%%

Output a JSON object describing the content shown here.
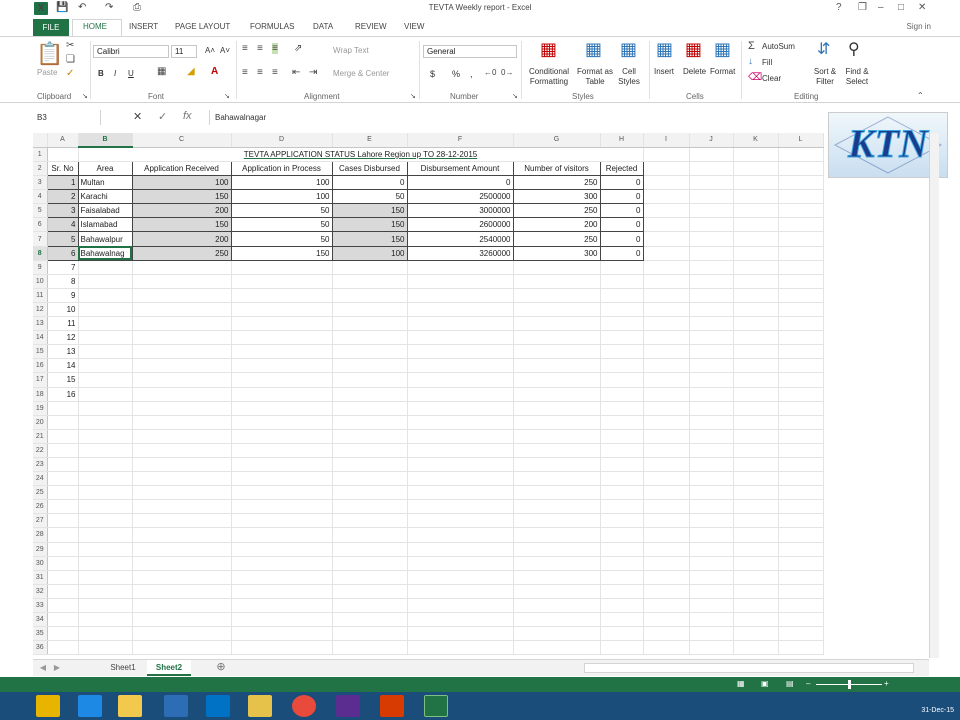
{
  "window": {
    "title": "TEVTA Weekly report - Excel",
    "help": "?",
    "restore": "❐",
    "minimize": "–",
    "maximize": "□",
    "close": "✕",
    "signin": "Sign in"
  },
  "ribbon_tabs": {
    "file": "FILE",
    "tabs": [
      "HOME",
      "INSERT",
      "PAGE LAYOUT",
      "FORMULAS",
      "DATA",
      "REVIEW",
      "VIEW"
    ]
  },
  "ribbon": {
    "clipboard": {
      "paste": "Paste",
      "label": "Clipboard"
    },
    "font": {
      "name": "Calibri",
      "size": "11",
      "bold": "B",
      "italic": "I",
      "underline": "U",
      "grow": "A˄",
      "shrink": "A˅",
      "label": "Font"
    },
    "alignment": {
      "wrap": "Wrap Text",
      "merge": "Merge & Center",
      "label": "Alignment"
    },
    "number": {
      "format": "General",
      "currency": "$",
      "percent": "%",
      "comma": ",",
      "label": "Number"
    },
    "styles": {
      "conditional": "Conditional Formatting",
      "format_table": "Format as Table",
      "cell_styles": "Cell Styles",
      "label": "Styles"
    },
    "cells": {
      "insert": "Insert",
      "delete": "Delete",
      "format": "Format",
      "label": "Cells"
    },
    "editing": {
      "autosum": "AutoSum",
      "fill": "Fill",
      "clear": "Clear",
      "sort": "Sort & Filter",
      "find": "Find & Select",
      "label": "Editing"
    }
  },
  "formula_bar": {
    "name_box": "B3",
    "fx": "fx",
    "value": "Bahawalnagar"
  },
  "columns": [
    "A",
    "B",
    "C",
    "D",
    "E",
    "F",
    "G",
    "H",
    "I",
    "J",
    "K",
    "L"
  ],
  "sheet": {
    "title_row": "TEVTA APPLICATION STATUS Lahore Region up TO 28-12-2015",
    "headers": [
      "Sr. No",
      "Area",
      "Application Received",
      "Application in Process",
      "Cases Disbursed",
      "Disbursement Amount",
      "Number of visitors",
      "Rejected"
    ],
    "rows": [
      [
        "1",
        "Multan",
        "100",
        "100",
        "0",
        "0",
        "250",
        "0"
      ],
      [
        "2",
        "Karachi",
        "150",
        "100",
        "50",
        "2500000",
        "300",
        "0"
      ],
      [
        "3",
        "Faisalabad",
        "200",
        "50",
        "150",
        "3000000",
        "250",
        "0"
      ],
      [
        "4",
        "Islamabad",
        "150",
        "50",
        "150",
        "2600000",
        "200",
        "0"
      ],
      [
        "5",
        "Bahawalpur",
        "200",
        "50",
        "150",
        "2540000",
        "250",
        "0"
      ],
      [
        "6",
        "Bahawalnag",
        "250",
        "150",
        "100",
        "3260000",
        "300",
        "0"
      ]
    ],
    "extra_sr": [
      "7",
      "8",
      "9",
      "10",
      "11",
      "12",
      "13",
      "14",
      "15",
      "16"
    ],
    "row_numbers": [
      "1",
      "2",
      "3",
      "4",
      "5",
      "6",
      "7",
      "8",
      "9",
      "10",
      "11",
      "12",
      "13",
      "14",
      "15",
      "16",
      "17",
      "18",
      "19",
      "20",
      "21",
      "22",
      "23",
      "24",
      "25",
      "26",
      "27",
      "28",
      "29",
      "30",
      "31",
      "32",
      "33",
      "34",
      "35",
      "36"
    ]
  },
  "logo": {
    "text": "KTN",
    "colors": {
      "primary": "#1a3c8c",
      "glow": "#3da5e0"
    }
  },
  "sheet_tabs": [
    "Sheet1",
    "Sheet2"
  ],
  "active_sheet": "Sheet2",
  "status_bar": {
    "zoom": "–",
    "zoom_plus": "+"
  },
  "taskbar": {
    "clock": "31-Dec-15"
  },
  "colors": {
    "excel_green": "#217346",
    "taskbar": "#1a4d7a"
  }
}
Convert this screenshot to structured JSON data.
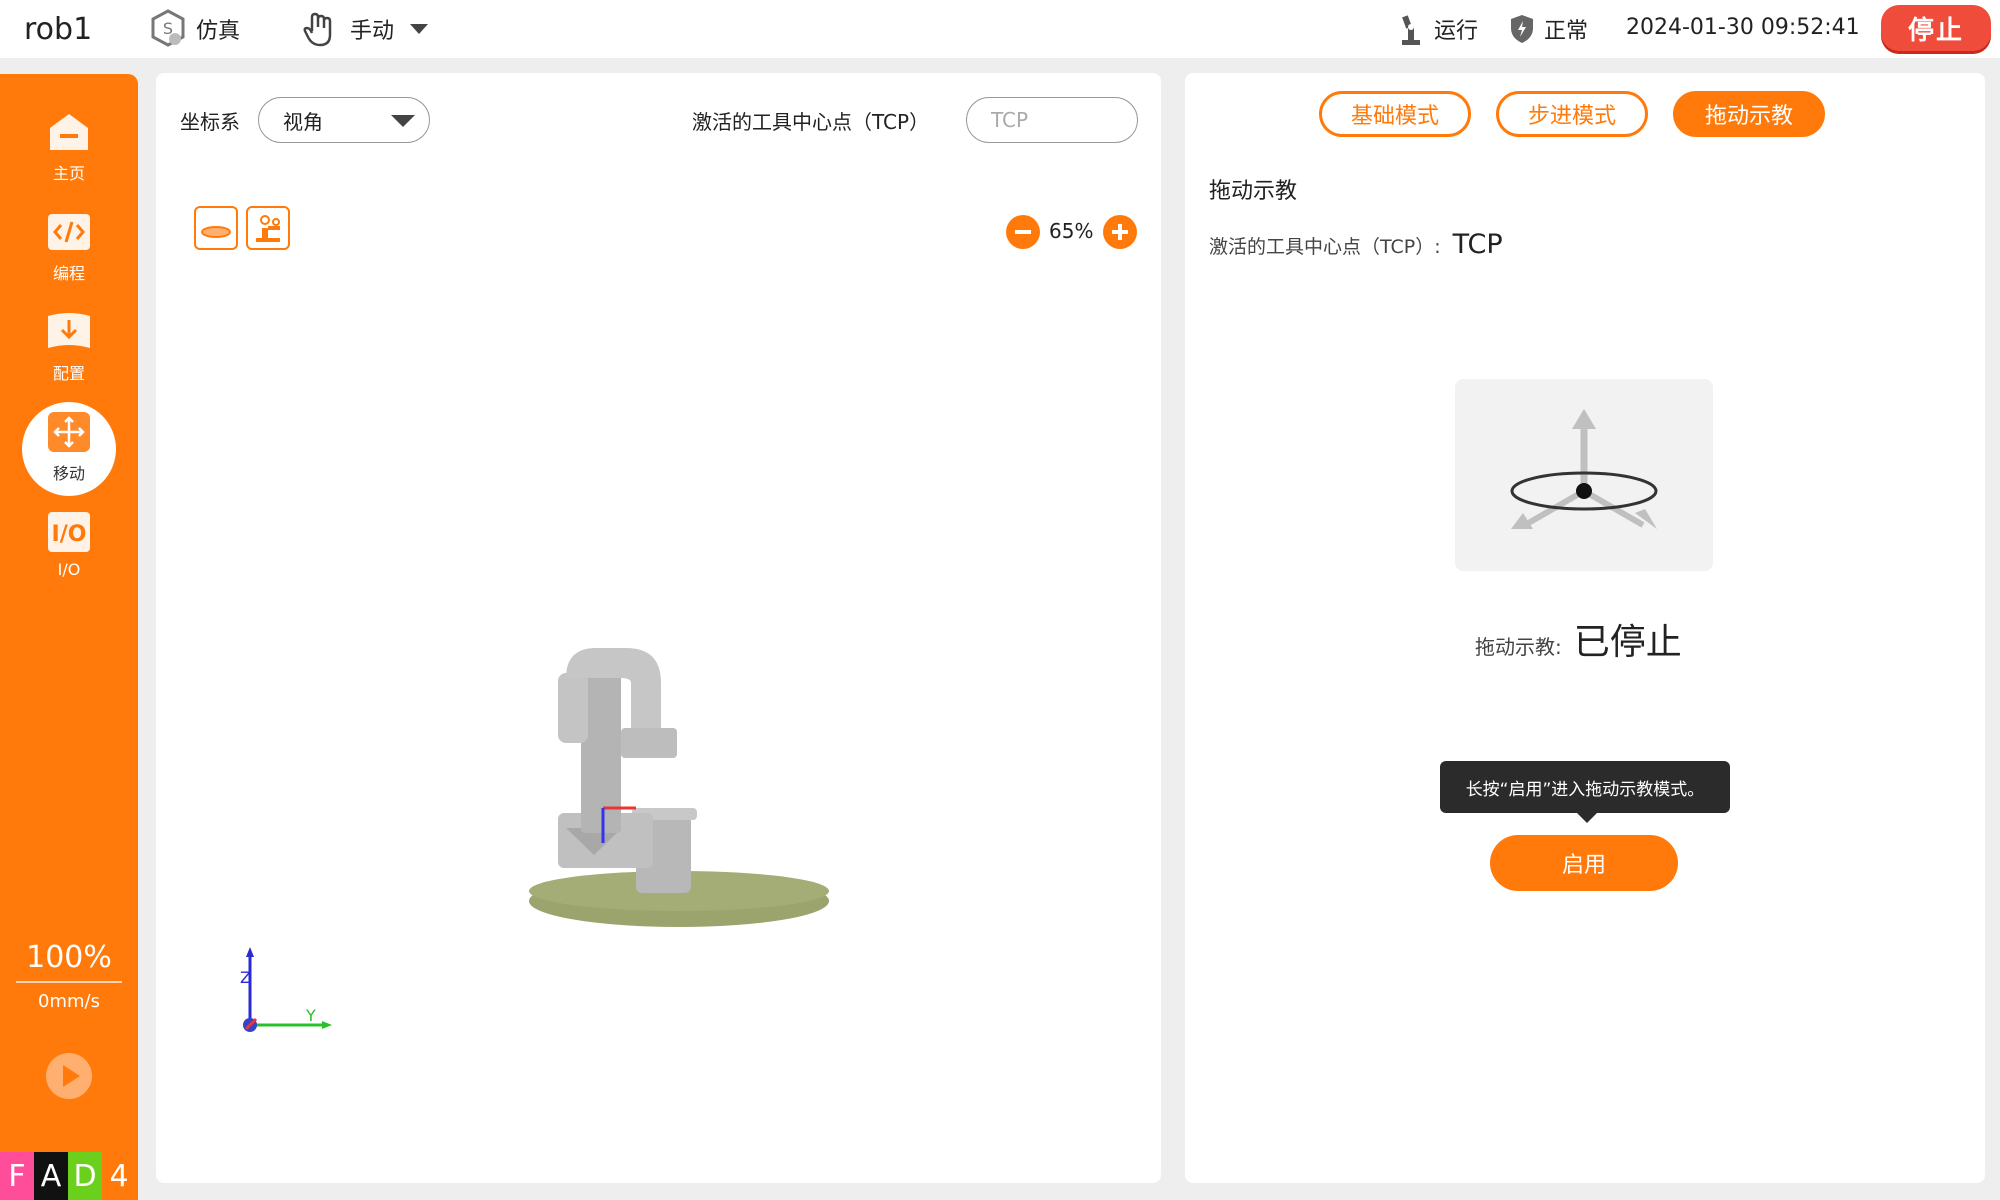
{
  "header": {
    "robot_name": "rob1",
    "sim_label": "仿真",
    "mode_label": "手动",
    "run_status": "运行",
    "safety_status": "正常",
    "datetime": "2024-01-30 09:52:41",
    "stop_label": "停止"
  },
  "sidebar": {
    "items": [
      {
        "label": "主页",
        "icon": "home-icon"
      },
      {
        "label": "编程",
        "icon": "code-icon"
      },
      {
        "label": "配置",
        "icon": "config-download-icon"
      },
      {
        "label": "移动",
        "icon": "move-icon",
        "active": true
      },
      {
        "label": "I/O",
        "icon": "io-icon"
      }
    ],
    "speed_percent": "100%",
    "speed_value": "0mm/s",
    "indicators": [
      {
        "char": "F",
        "color": "#ff4d9a"
      },
      {
        "char": "A",
        "color": "#111111"
      },
      {
        "char": "D",
        "color": "#6ad01c"
      },
      {
        "char": "4",
        "color": "#ff7a0a"
      }
    ]
  },
  "view_panel": {
    "coord_label": "坐标系",
    "coord_value": "视角",
    "tcp_label": "激活的工具中心点（TCP）",
    "tcp_placeholder": "TCP",
    "zoom_value": "65%",
    "axis_labels": {
      "z": "Z",
      "y": "Y"
    }
  },
  "teach_panel": {
    "tabs": [
      {
        "label": "基础模式",
        "active": false
      },
      {
        "label": "步进模式",
        "active": false
      },
      {
        "label": "拖动示教",
        "active": true
      }
    ],
    "section_title": "拖动示教",
    "tcp_label": "激活的工具中心点（TCP）:",
    "tcp_value": "TCP",
    "status_label": "拖动示教:",
    "status_value": "已停止",
    "tooltip": "长按“启用”进入拖动示教模式。",
    "enable_label": "启用"
  },
  "colors": {
    "accent": "#ff7a0a",
    "stop": "#f04c3c"
  }
}
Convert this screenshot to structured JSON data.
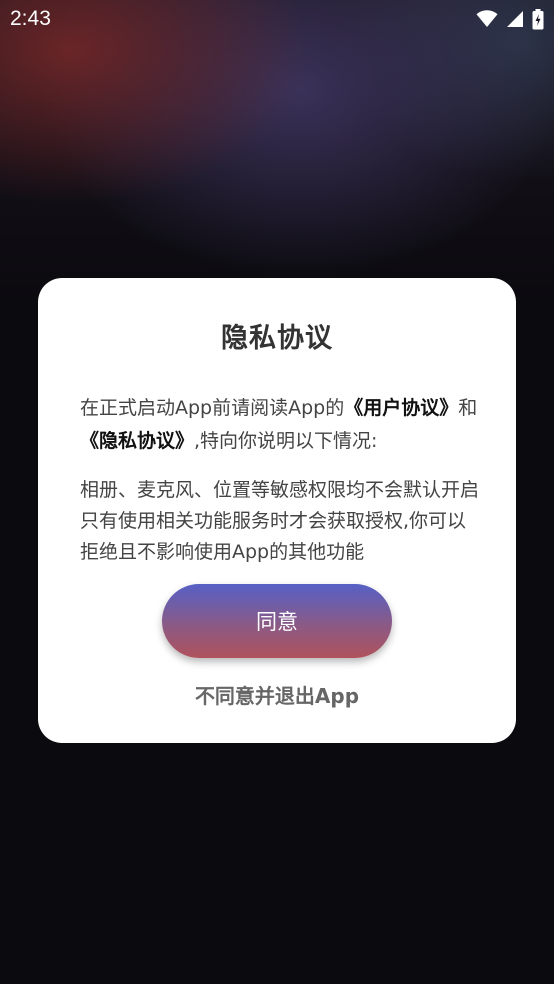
{
  "status_bar": {
    "time": "2:43",
    "icons": [
      "wifi-icon",
      "cell-signal-icon",
      "battery-icon"
    ]
  },
  "dialog": {
    "title": "隐私协议",
    "intro": {
      "before": "在正式启动App前请阅读App的",
      "user_agreement": "《用户协议》",
      "and": "和",
      "privacy_policy": "《隐私协议》",
      "after": ",特向你说明以下情况:"
    },
    "permissions_text": "相册、麦克风、位置等敏感权限均不会默认开启只有使用相关功能服务时才会获取授权,你可以拒绝且不影响使用App的其他功能",
    "agree_label": "同意",
    "disagree_label": "不同意并退出App"
  },
  "colors": {
    "button_top": "#5660c6",
    "button_bottom": "#b0525c",
    "dialog_bg": "#ffffff"
  }
}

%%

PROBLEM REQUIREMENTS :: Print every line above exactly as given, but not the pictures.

ANSWER TO THIS PROBLEM ::
Output a JSON object describing the content shown here.
{
  "window": {
    "title": "TEVTA Weekly report - Excel",
    "help": "?",
    "restore": "❐",
    "minimize": "–",
    "maximize": "□",
    "close": "✕",
    "signin": "Sign in"
  },
  "ribbon_tabs": {
    "file": "FILE",
    "tabs": [
      "HOME",
      "INSERT",
      "PAGE LAYOUT",
      "FORMULAS",
      "DATA",
      "REVIEW",
      "VIEW"
    ]
  },
  "ribbon": {
    "clipboard": {
      "paste": "Paste",
      "label": "Clipboard"
    },
    "font": {
      "name": "Calibri",
      "size": "11",
      "bold": "B",
      "italic": "I",
      "underline": "U",
      "grow": "A˄",
      "shrink": "A˅",
      "label": "Font"
    },
    "alignment": {
      "wrap": "Wrap Text",
      "merge": "Merge & Center",
      "label": "Alignment"
    },
    "number": {
      "format": "General",
      "currency": "$",
      "percent": "%",
      "comma": ",",
      "label": "Number"
    },
    "styles": {
      "conditional": "Conditional Formatting",
      "format_table": "Format as Table",
      "cell_styles": "Cell Styles",
      "label": "Styles"
    },
    "cells": {
      "insert": "Insert",
      "delete": "Delete",
      "format": "Format",
      "label": "Cells"
    },
    "editing": {
      "autosum": "AutoSum",
      "fill": "Fill",
      "clear": "Clear",
      "sort": "Sort & Filter",
      "find": "Find & Select",
      "label": "Editing"
    }
  },
  "formula_bar": {
    "name_box": "B3",
    "fx": "fx",
    "value": "Bahawalnagar"
  },
  "columns": [
    "A",
    "B",
    "C",
    "D",
    "E",
    "F",
    "G",
    "H",
    "I",
    "J",
    "K",
    "L"
  ],
  "sheet": {
    "title_row": "TEVTA APPLICATION STATUS Lahore Region up TO 28-12-2015",
    "headers": [
      "Sr. No",
      "Area",
      "Application Received",
      "Application in Process",
      "Cases Disbursed",
      "Disbursement Amount",
      "Number of visitors",
      "Rejected"
    ],
    "rows": [
      [
        "1",
        "Multan",
        "100",
        "100",
        "0",
        "0",
        "250",
        "0"
      ],
      [
        "2",
        "Karachi",
        "150",
        "100",
        "50",
        "2500000",
        "300",
        "0"
      ],
      [
        "3",
        "Faisalabad",
        "200",
        "50",
        "150",
        "3000000",
        "250",
        "0"
      ],
      [
        "4",
        "Islamabad",
        "150",
        "50",
        "150",
        "2600000",
        "200",
        "0"
      ],
      [
        "5",
        "Bahawalpur",
        "200",
        "50",
        "150",
        "2540000",
        "250",
        "0"
      ],
      [
        "6",
        "Bahawalnag",
        "250",
        "150",
        "100",
        "3260000",
        "300",
        "0"
      ]
    ],
    "extra_sr": [
      "7",
      "8",
      "9",
      "10",
      "11",
      "12",
      "13",
      "14",
      "15",
      "16"
    ],
    "row_numbers": [
      "1",
      "2",
      "3",
      "4",
      "5",
      "6",
      "7",
      "8",
      "9",
      "10",
      "11",
      "12",
      "13",
      "14",
      "15",
      "16",
      "17",
      "18",
      "19",
      "20",
      "21",
      "22",
      "23",
      "24",
      "25",
      "26",
      "27",
      "28",
      "29",
      "30",
      "31",
      "32",
      "33",
      "34",
      "35",
      "36"
    ]
  },
  "logo": {
    "text": "KTN",
    "colors": {
      "primary": "#1a3c8c",
      "glow": "#3da5e0"
    }
  },
  "sheet_tabs": [
    "Sheet1",
    "Sheet2"
  ],
  "active_sheet": "Sheet2",
  "status_bar": {
    "zoom": "–",
    "zoom_plus": "+"
  },
  "taskbar": {
    "clock": "31-Dec-15"
  },
  "colors": {
    "excel_green": "#217346",
    "taskbar": "#1a4d7a"
  }
}
Convert this screenshot to structured JSON data.
{
  "header": {
    "robot_name": "rob1",
    "sim_label": "仿真",
    "mode_label": "手动",
    "run_status": "运行",
    "safety_status": "正常",
    "datetime": "2024-01-30 09:52:41",
    "stop_label": "停止"
  },
  "sidebar": {
    "items": [
      {
        "label": "主页",
        "icon": "home-icon"
      },
      {
        "label": "编程",
        "icon": "code-icon"
      },
      {
        "label": "配置",
        "icon": "config-download-icon"
      },
      {
        "label": "移动",
        "icon": "move-icon",
        "active": true
      },
      {
        "label": "I/O",
        "icon": "io-icon"
      }
    ],
    "speed_percent": "100%",
    "speed_value": "0mm/s",
    "indicators": [
      {
        "char": "F",
        "color": "#ff4d9a"
      },
      {
        "char": "A",
        "color": "#111111"
      },
      {
        "char": "D",
        "color": "#6ad01c"
      },
      {
        "char": "4",
        "color": "#ff7a0a"
      }
    ]
  },
  "view_panel": {
    "coord_label": "坐标系",
    "coord_value": "视角",
    "tcp_label": "激活的工具中心点（TCP）",
    "tcp_placeholder": "TCP",
    "zoom_value": "65%",
    "axis_labels": {
      "z": "Z",
      "y": "Y"
    }
  },
  "teach_panel": {
    "tabs": [
      {
        "label": "基础模式",
        "active": false
      },
      {
        "label": "步进模式",
        "active": false
      },
      {
        "label": "拖动示教",
        "active": true
      }
    ],
    "section_title": "拖动示教",
    "tcp_label": "激活的工具中心点（TCP）:",
    "tcp_value": "TCP",
    "status_label": "拖动示教:",
    "status_value": "已停止",
    "tooltip": "长按“启用”进入拖动示教模式。",
    "enable_label": "启用"
  },
  "colors": {
    "accent": "#ff7a0a",
    "stop": "#f04c3c"
  }
}
Convert this screenshot to structured JSON data.
{
  "status_bar": {
    "time": "2:43",
    "icons": [
      "wifi-icon",
      "cell-signal-icon",
      "battery-icon"
    ]
  },
  "dialog": {
    "title": "隐私协议",
    "intro": {
      "before": "在正式启动App前请阅读App的",
      "user_agreement": "《用户协议》",
      "and": "和",
      "privacy_policy": "《隐私协议》",
      "after": ",特向你说明以下情况:"
    },
    "permissions_text": "相册、麦克风、位置等敏感权限均不会默认开启只有使用相关功能服务时才会获取授权,你可以拒绝且不影响使用App的其他功能",
    "agree_label": "同意",
    "disagree_label": "不同意并退出App"
  },
  "colors": {
    "button_top": "#5660c6",
    "button_bottom": "#b0525c",
    "dialog_bg": "#ffffff"
  }
}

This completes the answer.